Mr. Ross spoke about the frustration that had existed in the United Nations on the item in its long history. This had led to many emotional speeches and actions by the Assembly which tended to irritate further the feelings of the South Africans without bringing the problem any nearer to a solution. He was inclined to agree with the reasons listed by Mr. Sandifer for avoiding the position of taking the lead on this item. At the same time he felt that the United States could take a very strong position behind the scenes to develop a firm background for a solution. He suggested perhaps giving the Secretary General a role to play in bringing the parties together for negotiations. Mrs. Roosevelt said this seemed to be about the general position of the Delegation.

Mr. Williams said that the fundamental question involved here was how to respond to other resolutions on this subject.

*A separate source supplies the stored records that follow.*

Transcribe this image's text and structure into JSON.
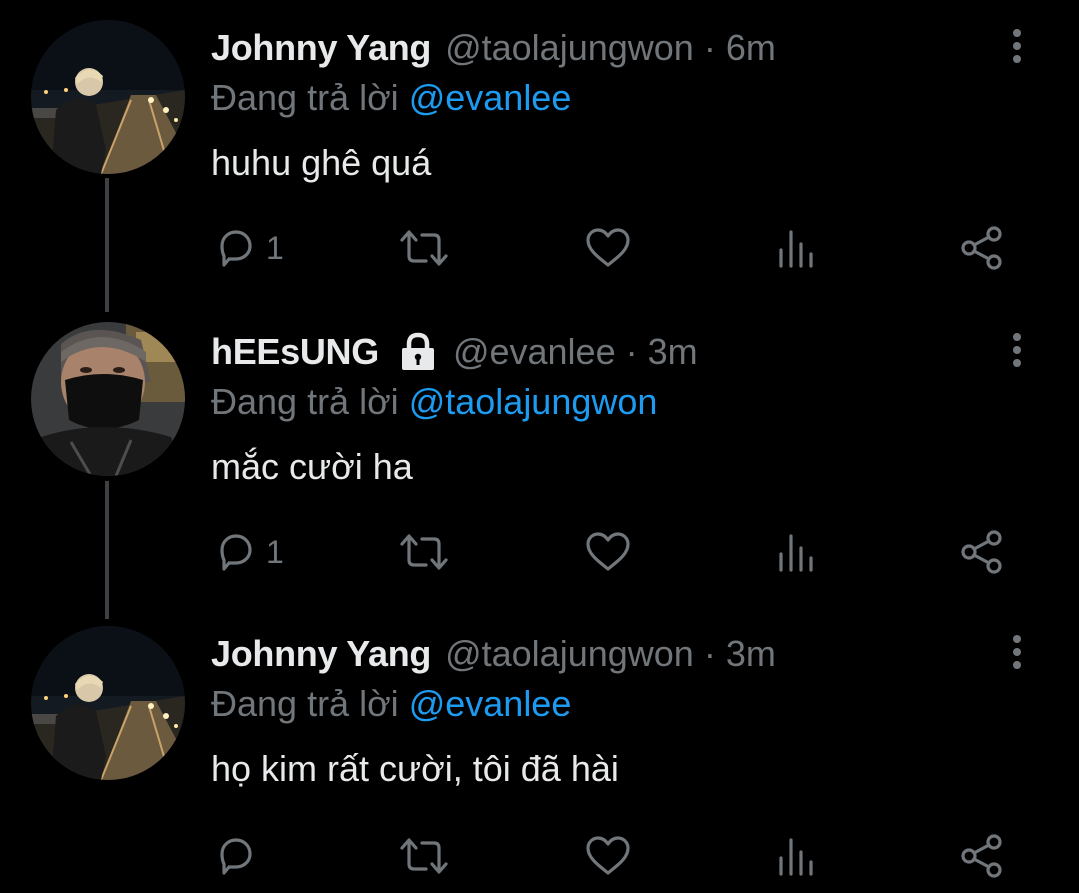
{
  "tweets": [
    {
      "display_name": "Johnny Yang",
      "handle": "@taolajungwon",
      "separator": "·",
      "time": "6m",
      "reply_prefix": "Đang trả lời",
      "reply_to": "@evanlee",
      "text": "huhu ghê quá",
      "reply_count": "1",
      "protected": false
    },
    {
      "display_name": "hEEsUNG",
      "handle": "@evanlee",
      "separator": "·",
      "time": "3m",
      "reply_prefix": "Đang trả lời",
      "reply_to": "@taolajungwon",
      "text": "mắc cười ha",
      "reply_count": "1",
      "protected": true
    },
    {
      "display_name": "Johnny Yang",
      "handle": "@taolajungwon",
      "separator": "·",
      "time": "3m",
      "reply_prefix": "Đang trả lời",
      "reply_to": "@evanlee",
      "text": "họ kim rất cười, tôi đã hài",
      "reply_count": "",
      "protected": false
    }
  ],
  "icons": {
    "reply": "reply-icon",
    "retweet": "retweet-icon",
    "like": "heart-icon",
    "views": "analytics-icon",
    "share": "share-icon",
    "more": "more-vertical-icon",
    "lock": "lock-icon"
  },
  "colors": {
    "background": "#000000",
    "primary_text": "#e7e9ea",
    "secondary_text": "#71767b",
    "mention": "#1d9bf0",
    "thread_line": "#3e4144"
  }
}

He drew a contrast between our approach on this subject in which we initially, at least, were against a commission working on this problem since the parties did not seem to want a commission, whereas in the case of the German elections, we said that a commission should be appointed to investigate the conditions behind the Iron Curtain in Germany as to [Page 852] the possibility of holding elections although it was obvious that the Soviets would not allow a commission to come to Eastern Germany. Mrs. Roosevelt said that we would avoid condemning the South Africans and urge that the parties get together. She realized the difficulty pointed out by Mr. Williams, but thought that a sufficient difference could be demonstrated in the two cases.

Mr. Vorys said that any resolution on which the United States votes support a solution of this problem in South Africa should be worded so that we would be prepared to have it apply to the United States as well, bearing in mind what Dr. Tobias had said.

Mr. Taylor recalled that there would be a plenary meeting the next day to hold Security Council elections and to vote for a replacement for Argentina on the Trusteeship Council. We would support El Salvador to replace Argentina. Morocco and the General Committee report on the new Soviet item on the Mutual Security Act, plus the Yugoslav item, would also be considered in plenary. The report of the Sixth Committee on procedures for handling the drafting of resolutions would be postponed to the following week.

Charles D. Cook